It’s dangerous, too, at a time when the stresses on the monarchy are going to be greater than at any time since the death of Princess Diana more than 25 years ago. The extended hospital stay of Prince Philip says what everyone knows though few say, that the 73-year royal partnership cannot last for ever and the end of the Queen’s reign must also be contemplated.
And, crucially, what comes after.
It is never a good time for cracks to appear in the royal facade. But this one, caused by the stripping of the Sussexes’ royal roles, with William and Harry now bitterly divided, could hardly be worse.
This public spat will only encourage the increasingly strident voices that question the role of royalty in the 21st century, asking whether, post-Covid, the time might be right to junk the whole show and find a new way of ordering our affairs and plotting our national destiny.
A constitutional monarchy suits the British temperament. It has served this country well throughout the Queen’s record-breaking reign. But change is coming and everything will be different when the only monarch most of us have ever known completes her unrivalled record of service to Britain and a new reign begins.
The stripping of the Sussexes’ royal roles has caused considerable damage to the royal facade
With health and good luck the Queen, 95 in April, will match or even exceed her mother’s 101 years. She has presided over the end of Empire and transformation of the Commonwealth with matchless skill and grace.
No one could have done more than the Queen to hand over her throne in good order. But there are some things beyond her control.
They must now be causing her concern, even as she tries to ensure a smooth transition to secure the House of Windsor’s future. The republican tide in Australia will remain an undercurrent while the Queen remains alive. But pressure for a head of state will grow immediately after Australia has paid tribute to the Queen at her state funeral.
If anything, New Zealand is ahead of its neighbour in feeling that the time is right to cut ties with the mother country.
Even ever-loyal Canada, where the bilingual Queen has been a unifying force in a vast country where francophone Quebec is never far from demanding independence, has fallen out of love with the monarchy.
With health and good luck the Queen will match or even exceed her mother’s 101 years
It follows the resignation of the Queen’s representative as Governor General, Canadian sportswoman Julie Payette, 57, accused of aggressive and bullying behaviour.
Now only 50 per cent of Canadians favour the monarchy, a figure not helped by the Prince Andrew/Jeffrey Epstein scandal, even before the Meghan and Harry debacle.
But those who say – as Princess Diana did in her interview with Martin Bashir – that Charles should relinquish the throne in favour of William are wasting their breath. Charles is determined to be king with a full-blown coronation, even though he will be the oldest monarch to ascend the throne.
Charles will doubtless hope to emulate his great-great-grandfather Edward VII, whose short reign from 1901 to 1910 was fondly remembered as the golden Edwardian era.
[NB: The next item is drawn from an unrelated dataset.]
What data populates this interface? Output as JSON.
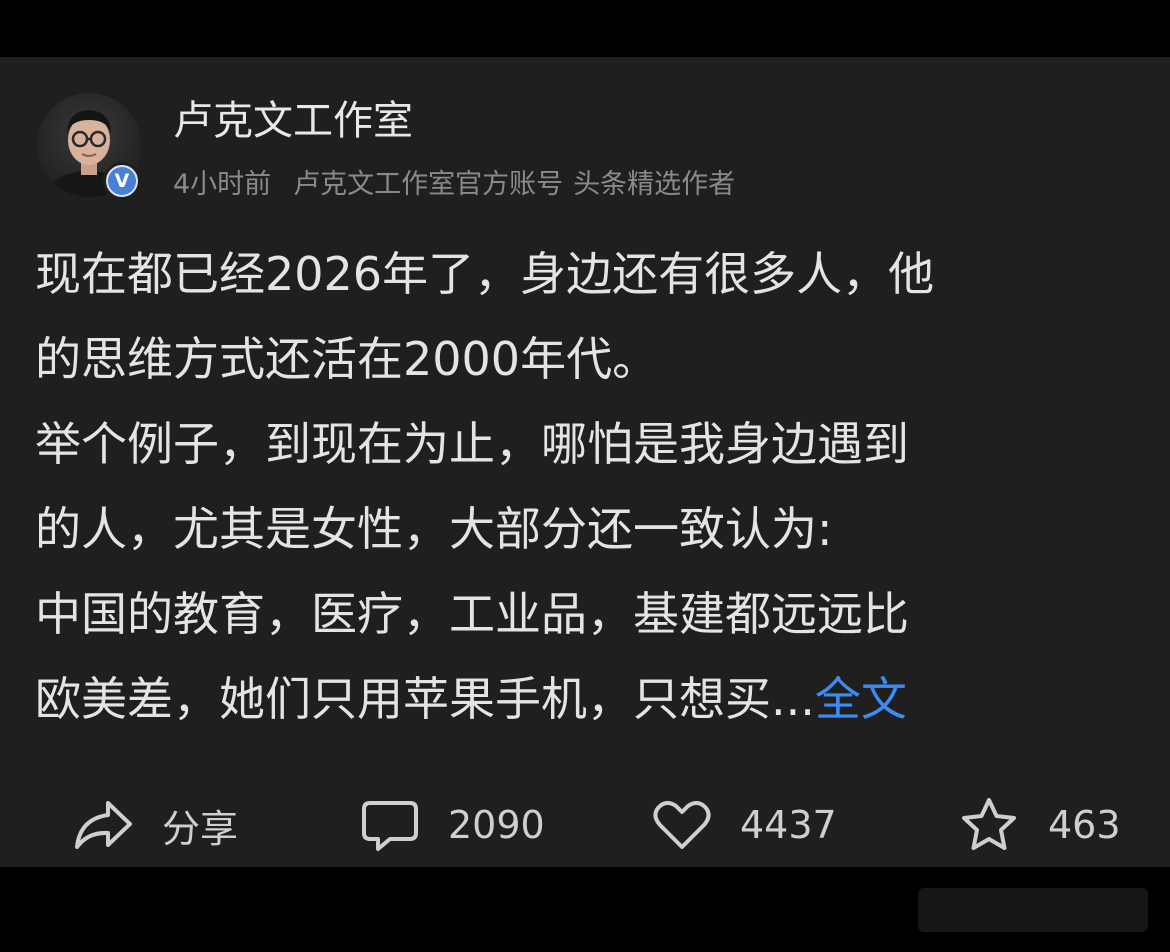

But the 21st century is a far more uncertain age and Barbados is unlikely to be the only one of the Queen’s remaining overseas realms to contemplate becoming a republic.
Far more serious is the threat of Scottish independence or a united Ireland, brought into sharp focus by this year’s centenary of the Irish Free State and the concomitant establishment of the province of Northern Ireland.
The Sussexes will know better than to badmouth the royal family during their Oprah interview
Both would be bitter pills for the Queen and impossible to swallow.
The Queen has always been very keen to keep the monarchy in tune with the times and that is why this ugly severance with the Sussexes is so unwise.
Ways should have been found to keep them within the royal compound, even semi-detached. Instead, an alternative court has now been set up 6,000 miles away, over which Buckingham Palace has no influence, let alone control. That’s why it is such a serious miscalculation.
It was predictable that some royal commentators would gleefully construct a pillory for Harry and Meghan, and enjoy throwing the rotten vegetables that their “right-on” pronouncements so richly deserve.
There is no doubt either that many Americans see that Harry is led by his older wife, with her focus on what is good for Brand Meghan and her future profile, be it as an ultra-woke campaigner or by standing for public office, in California or on the national stage.
It is her royal status that has made her feted among America’s famous and influential.
But Harry and Meghan had much to offer the Royal Family and had scored numerous successes before small clouds on the horizon developed into storms that skilful navigation could have avoided.
The trauma of Harry’s mother’s death, endured at the age of 12, should have been given more weight by the Queen’s advisers before this damaging schism in the Royal Family was permitted to occur.
Every consideration should have been given to Harry, and his exemplary service in the Army, before the portcullis was brought down on his royal role and the drawbridge of estrangement drawn up.
If Harry or his wife said anything disrespectful to the Queen or unkind about his brother William during the recording of The Meghan and Harry Show with Oprah Winfrey, they would have made a bad mistake. They are cleverer than that.
Despite the hype, it will be less than a “tell-all” interview. Least said, soonest mended. Reconciliation must begin some time and the sooner the better.
Far better to use that interview to start the healing process.
Source: EXPRESSS CO UK